_PROBLEM TO SOLVE_:
Go through the listing below and show each line that has the word "Дата".

--------------------------------------------------

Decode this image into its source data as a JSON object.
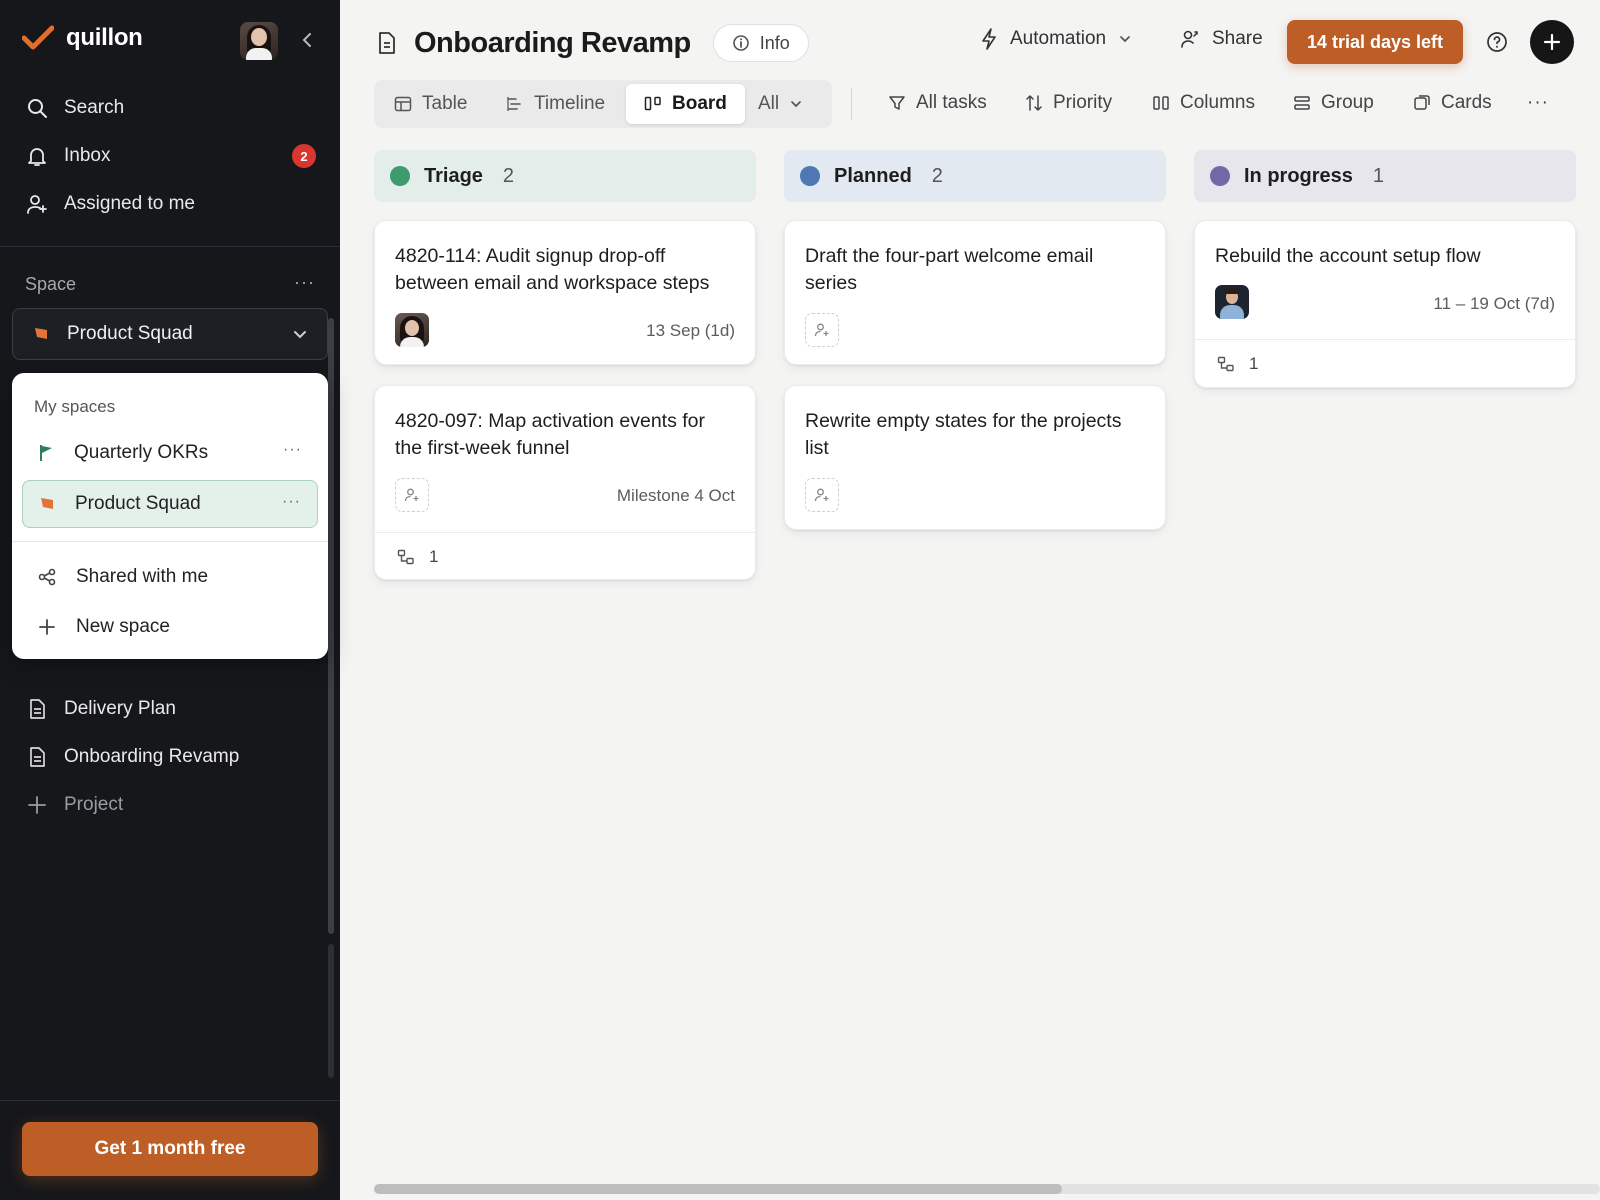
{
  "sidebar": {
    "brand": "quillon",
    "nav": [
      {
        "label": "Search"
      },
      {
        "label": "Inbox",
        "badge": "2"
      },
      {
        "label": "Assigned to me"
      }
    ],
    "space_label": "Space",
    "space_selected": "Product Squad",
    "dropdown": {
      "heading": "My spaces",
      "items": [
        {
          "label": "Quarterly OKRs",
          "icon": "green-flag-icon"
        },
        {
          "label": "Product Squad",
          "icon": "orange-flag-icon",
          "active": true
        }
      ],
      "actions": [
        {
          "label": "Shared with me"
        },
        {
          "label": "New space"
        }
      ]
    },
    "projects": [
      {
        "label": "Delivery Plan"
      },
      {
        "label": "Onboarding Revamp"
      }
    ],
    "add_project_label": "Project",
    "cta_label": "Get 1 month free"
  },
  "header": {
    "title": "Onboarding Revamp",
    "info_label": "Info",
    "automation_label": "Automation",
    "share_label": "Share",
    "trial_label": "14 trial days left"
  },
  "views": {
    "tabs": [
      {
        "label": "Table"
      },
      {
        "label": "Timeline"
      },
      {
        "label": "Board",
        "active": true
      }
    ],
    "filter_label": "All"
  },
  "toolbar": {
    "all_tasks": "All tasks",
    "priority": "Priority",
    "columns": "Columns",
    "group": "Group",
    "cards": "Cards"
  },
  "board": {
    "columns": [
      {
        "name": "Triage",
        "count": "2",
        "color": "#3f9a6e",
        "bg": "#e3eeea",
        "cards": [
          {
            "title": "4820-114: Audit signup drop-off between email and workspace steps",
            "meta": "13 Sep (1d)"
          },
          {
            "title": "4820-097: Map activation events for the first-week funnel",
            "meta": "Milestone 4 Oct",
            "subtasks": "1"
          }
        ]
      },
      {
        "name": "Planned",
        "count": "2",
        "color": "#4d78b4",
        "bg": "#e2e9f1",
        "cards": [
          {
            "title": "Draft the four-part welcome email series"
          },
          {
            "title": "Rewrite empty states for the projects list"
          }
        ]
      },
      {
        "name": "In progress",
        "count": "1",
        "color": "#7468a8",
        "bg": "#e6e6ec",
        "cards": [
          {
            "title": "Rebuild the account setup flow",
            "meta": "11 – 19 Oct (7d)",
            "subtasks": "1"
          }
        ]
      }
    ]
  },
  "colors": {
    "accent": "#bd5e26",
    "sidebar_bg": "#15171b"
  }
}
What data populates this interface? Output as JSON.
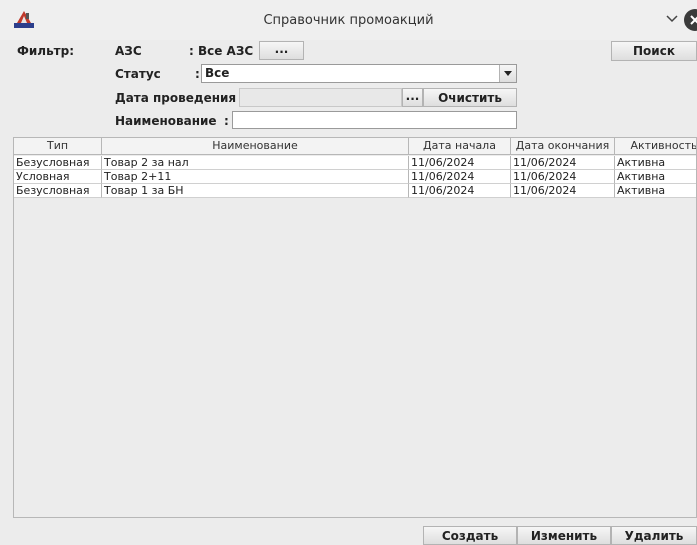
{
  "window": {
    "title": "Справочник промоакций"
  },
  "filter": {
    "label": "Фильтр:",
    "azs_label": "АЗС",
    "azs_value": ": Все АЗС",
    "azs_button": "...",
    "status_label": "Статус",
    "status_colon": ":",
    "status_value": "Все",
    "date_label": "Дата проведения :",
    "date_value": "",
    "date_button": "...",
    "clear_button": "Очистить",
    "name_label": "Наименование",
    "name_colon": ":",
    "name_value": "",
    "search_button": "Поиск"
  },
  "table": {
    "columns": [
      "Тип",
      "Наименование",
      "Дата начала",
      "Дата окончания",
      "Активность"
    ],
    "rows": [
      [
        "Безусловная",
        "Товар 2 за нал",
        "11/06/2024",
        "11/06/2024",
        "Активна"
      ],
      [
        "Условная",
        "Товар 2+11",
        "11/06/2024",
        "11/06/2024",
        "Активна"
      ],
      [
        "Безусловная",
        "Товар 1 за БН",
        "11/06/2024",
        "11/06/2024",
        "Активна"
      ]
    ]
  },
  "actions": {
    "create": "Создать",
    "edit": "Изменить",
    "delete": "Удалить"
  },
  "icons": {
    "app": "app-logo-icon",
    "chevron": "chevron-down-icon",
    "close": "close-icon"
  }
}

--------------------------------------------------

_EXERCISE RESULT_:
    "date_label": "Дата проведения :",
      "Дата начала",
      "Дата окончания",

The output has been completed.